To be safe, get vaccinated against COVID-19 as soon as you can, and do everything possible to avoid exposure to the coronavirus. Remember the safety basics: wearing a mask in public, handwashing with soap and water for at least 20 seconds, not touching surfaces, cleaning surfaces diligently. The CDC has a full list of recommended precautions. And don’t forget to take your medications as prescribed, stay in contact with your health care team, and be sure to eat well and be physically active.
Should I avoid contact with pets if I’m sick with COVID-19?
Yes, you should restrict contact with pets and other animals while you’re sick with COVID-19, just like you should with people, according to the CDC. A few pets have been reported to be infected with the virus that causes COVID-19, mostly after contact with people who have the disease. But routine testing of animals isn’t recommended. There’s no evidence pets or other animals in the U.S. might be a source of infection with the coronavirus, but animals can spread other diseases to people, so always practice healthy habits after being around them.
The CDC recommends practicing social distancing when walking dogs: Use a leash, maintain at least 6 feet from other people and animals, and do not let other people pet your dog when out for a walk.

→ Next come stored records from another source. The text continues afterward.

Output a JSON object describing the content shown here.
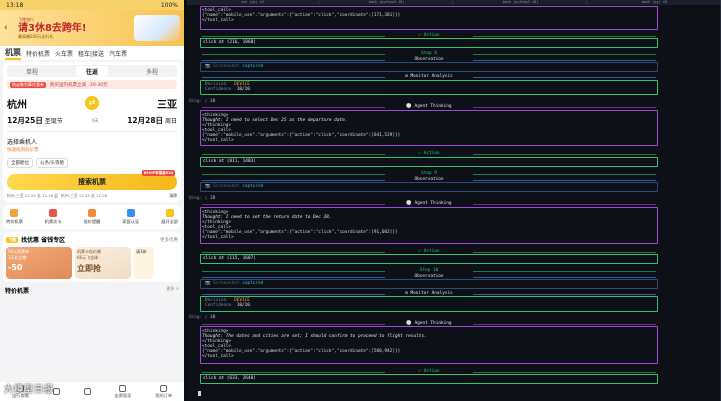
{
  "phone": {
    "status": {
      "time": "13:18",
      "battery": "100%"
    },
    "banner": {
      "tag": "飞猪旅行",
      "main": "请3休8去跨年!",
      "sub": "最高赠200元出行礼"
    },
    "main_tabs": [
      "机票",
      "特价机票",
      "火车票",
      "租车|接送",
      "汽车票"
    ],
    "trip_types": [
      "单程",
      "往返",
      "多程"
    ],
    "promo": {
      "hot": "热@聚划算优惠券",
      "text": "购买国内机票立减",
      "amount": "20-30元"
    },
    "from_city": "杭州",
    "to_city": "三亚",
    "depart_date": "12月25日",
    "depart_day": "圣诞节",
    "duration": "4天",
    "return_date": "12月28日",
    "return_day": "周日",
    "passenger_title": "选择乘机人",
    "passenger_sub": "快速找到低价票",
    "chips": [
      "全部舱位",
      "公务/头等舱"
    ],
    "search_label": "搜索机票",
    "search_tag": "89VIP享最高¥10",
    "history": [
      "杭州-三亚 12-25 去 12-28 返",
      "杭州-三亚 12-25 去 12-28"
    ],
    "history_clear": "清除",
    "quick": [
      {
        "label": "特价机票",
        "color": "#f0a33b"
      },
      {
        "label": "机票次卡",
        "color": "#e8584a"
      },
      {
        "label": "低价提醒",
        "color": "#f08c3b"
      },
      {
        "label": "家庭认证",
        "color": "#3b8ff0"
      },
      {
        "label": "展开全部",
        "color": "#f5c518"
      }
    ],
    "special": {
      "logo": "飞猪",
      "title": "找优惠 省钱专区",
      "more": "更多优惠"
    },
    "cards": [
      {
        "title": "50元机票券",
        "sub": "3天后过期",
        "big": "-50"
      },
      {
        "title": "机票卡低价圈",
        "sub": "66元飞全球",
        "big": "立即抢"
      },
      {
        "title": "请3休",
        "sub": "",
        "big": ""
      }
    ],
    "low_title": "特价机票",
    "low_more": "更多 >",
    "nav": [
      "出行攻略",
      "",
      "",
      "出票管家",
      "我的订单"
    ],
    "watermark": "大模型日报"
  },
  "terminal": {
    "tabs": [
      "zsh (py)  ⌘1",
      "bash (python3.10)",
      "bash (python3.10)",
      "bash (py)  ⌘5"
    ],
    "lines": {
      "l0": "<tool_call>",
      "l1": "{\"name\":\"mobile_use\",\"arguments\":{\"action\":\"click\",\"coordinate\":[171,381]}}",
      "l2": "</tool_call>",
      "a1": "✓ Action",
      "c1": "click at (216, 1068)",
      "s8": "Step 8",
      "obs1": "Observation",
      "scr1": "Screenshot",
      "cap1": "captured",
      "ma1": "Monitor Analysis",
      "dec1_k": "Decision",
      "dec1_v": "DEVICE",
      "conf1_k": "Confidence",
      "conf1_v": "10/10",
      "g1": "Qing:",
      "g1v": "2B",
      "at1": "Agent Thinking",
      "t1a": "<thinking>",
      "t1b": "Thought: I need to select Dec 25 as the departure date.",
      "t1c": "</thinking>",
      "t1d": "<tool_call>",
      "t1e": "{\"name\":\"mobile_use\",\"arguments\":{\"action\":\"click\",\"coordinate\":[641,529]}}",
      "t1f": "</tool_call>",
      "a2": "✓ Action",
      "c2": "click at (811, 1483)",
      "s9": "Step 9",
      "obs2": "Observation",
      "scr2": "Screenshot",
      "cap2": "captured",
      "g2": "Qing:",
      "g2v": "2B",
      "at2": "Agent Thinking",
      "t2a": "<thinking>",
      "t2b": "Thought: I need to set the return date to Dec 28.",
      "t2c": "</thinking>",
      "t2d": "<tool_call>",
      "t2e": "{\"name\":\"mobile_use\",\"arguments\":{\"action\":\"click\",\"coordinate\":[91,602]}}",
      "t2f": "</tool_call>",
      "a3": "✓ Action",
      "c3": "click at (115, 1687)",
      "s10": "Step 10",
      "obs3": "Observation",
      "scr3": "Screenshot",
      "cap3": "captured",
      "ma2": "Monitor Analysis",
      "dec2_k": "Decision",
      "dec2_v": "DEVICE",
      "conf2_k": "Confidence",
      "conf2_v": "10/10",
      "g3": "Qing:",
      "g3v": "2B",
      "at3": "Agent Thinking",
      "t3a": "<thinking>",
      "t3b": "Thought: The dates and cities are set; I should confirm to proceed to flight results.",
      "t3c": "</thinking>",
      "t3d": "<tool_call>",
      "t3e": "{\"name\":\"mobile_use\",\"arguments\":{\"action\":\"click\",\"coordinate\":[500,942]}}",
      "t3f": "</tool_call>",
      "a4": "✓ Action",
      "c4": "click at (633, 2640)"
    }
  },
  "colors": {
    "green": "#33c26a",
    "blue": "#3a7bd5",
    "purple": "#a14ad8",
    "brand_yellow": "#f5c518"
  }
}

It’s also recommended that you keep your cats indoors. For more information, see these FAQs.
HEALTH CARE DISCLAIMER: This site and its services do not constitute the practice of medical advice, diagnosis or treatment. Always talk to your health care provider for diagnosis and treatment, including your specific medical needs. If you have or suspect that you have a medical problem or condition, please contact a qualified health care professional immediately. If you are in the United States and experiencing a medical emergency, call 911 or call for emergency medical help immediately.